▶ [Problem]
Give back every record below precisely as written.

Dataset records
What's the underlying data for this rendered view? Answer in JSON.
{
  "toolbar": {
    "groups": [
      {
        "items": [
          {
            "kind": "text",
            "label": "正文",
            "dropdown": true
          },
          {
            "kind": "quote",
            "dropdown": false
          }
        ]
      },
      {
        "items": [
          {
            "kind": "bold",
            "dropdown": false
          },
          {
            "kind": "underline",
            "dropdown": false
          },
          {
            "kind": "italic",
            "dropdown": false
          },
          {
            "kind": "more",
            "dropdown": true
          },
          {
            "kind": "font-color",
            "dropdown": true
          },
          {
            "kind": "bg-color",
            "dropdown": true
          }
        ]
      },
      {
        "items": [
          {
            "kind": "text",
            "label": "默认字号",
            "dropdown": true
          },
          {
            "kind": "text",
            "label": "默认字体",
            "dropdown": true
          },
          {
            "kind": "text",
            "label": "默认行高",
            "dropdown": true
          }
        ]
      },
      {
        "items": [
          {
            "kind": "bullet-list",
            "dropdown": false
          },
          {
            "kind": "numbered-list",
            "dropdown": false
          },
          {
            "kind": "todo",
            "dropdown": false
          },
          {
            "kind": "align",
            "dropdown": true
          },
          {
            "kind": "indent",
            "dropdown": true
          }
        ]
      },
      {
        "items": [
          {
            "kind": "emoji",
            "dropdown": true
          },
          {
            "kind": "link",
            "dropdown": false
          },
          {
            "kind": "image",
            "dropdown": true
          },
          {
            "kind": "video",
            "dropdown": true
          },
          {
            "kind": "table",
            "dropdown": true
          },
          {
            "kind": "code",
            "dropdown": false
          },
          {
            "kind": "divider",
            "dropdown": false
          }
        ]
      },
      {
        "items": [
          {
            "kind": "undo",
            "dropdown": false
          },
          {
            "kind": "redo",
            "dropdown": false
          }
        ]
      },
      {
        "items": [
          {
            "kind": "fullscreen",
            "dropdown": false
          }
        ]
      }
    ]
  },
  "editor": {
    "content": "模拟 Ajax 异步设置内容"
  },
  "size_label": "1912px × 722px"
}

▶ [Your response]
What's the underlying data for this rendered view? Answer in JSON.
{
  "toolbar": {
    "groups": [
      {
        "items": [
          {
            "kind": "text",
            "label": "正文",
            "dropdown": true
          },
          {
            "kind": "quote",
            "dropdown": false
          }
        ]
      },
      {
        "items": [
          {
            "kind": "bold",
            "dropdown": false
          },
          {
            "kind": "underline",
            "dropdown": false
          },
          {
            "kind": "italic",
            "dropdown": false
          },
          {
            "kind": "more",
            "dropdown": true
          },
          {
            "kind": "font-color",
            "dropdown": true
          },
          {
            "kind": "bg-color",
            "dropdown": true
          }
        ]
      },
      {
        "items": [
          {
            "kind": "text",
            "label": "默认字号",
            "dropdown": true
          },
          {
            "kind": "text",
            "label": "默认字体",
            "dropdown": true
          },
          {
            "kind": "text",
            "label": "默认行高",
            "dropdown": true
          }
        ]
      },
      {
        "items": [
          {
            "kind": "bullet-list",
            "dropdown": false
          },
          {
            "kind": "numbered-list",
            "dropdown": false
          },
          {
            "kind": "todo",
            "dropdown": false
          },
          {
            "kind": "align",
            "dropdown": true
          },
          {
            "kind": "indent",
            "dropdown": true
          }
        ]
      },
      {
        "items": [
          {
            "kind": "emoji",
            "dropdown": true
          },
          {
            "kind": "link",
            "dropdown": false
          },
          {
            "kind": "image",
            "dropdown": true
          },
          {
            "kind": "video",
            "dropdown": true
          },
          {
            "kind": "table",
            "dropdown": true
          },
          {
            "kind": "code",
            "dropdown": false
          },
          {
            "kind": "divider",
            "dropdown": false
          }
        ]
      },
      {
        "items": [
          {
            "kind": "undo",
            "dropdown": false
          },
          {
            "kind": "redo",
            "dropdown": false
          }
        ]
      },
      {
        "items": [
          {
            "kind": "fullscreen",
            "dropdown": false
          }
        ]
      }
    ]
  },
  "editor": {
    "content": "模拟 Ajax 异步设置内容"
  },
  "size_label": "1912px × 722px"
}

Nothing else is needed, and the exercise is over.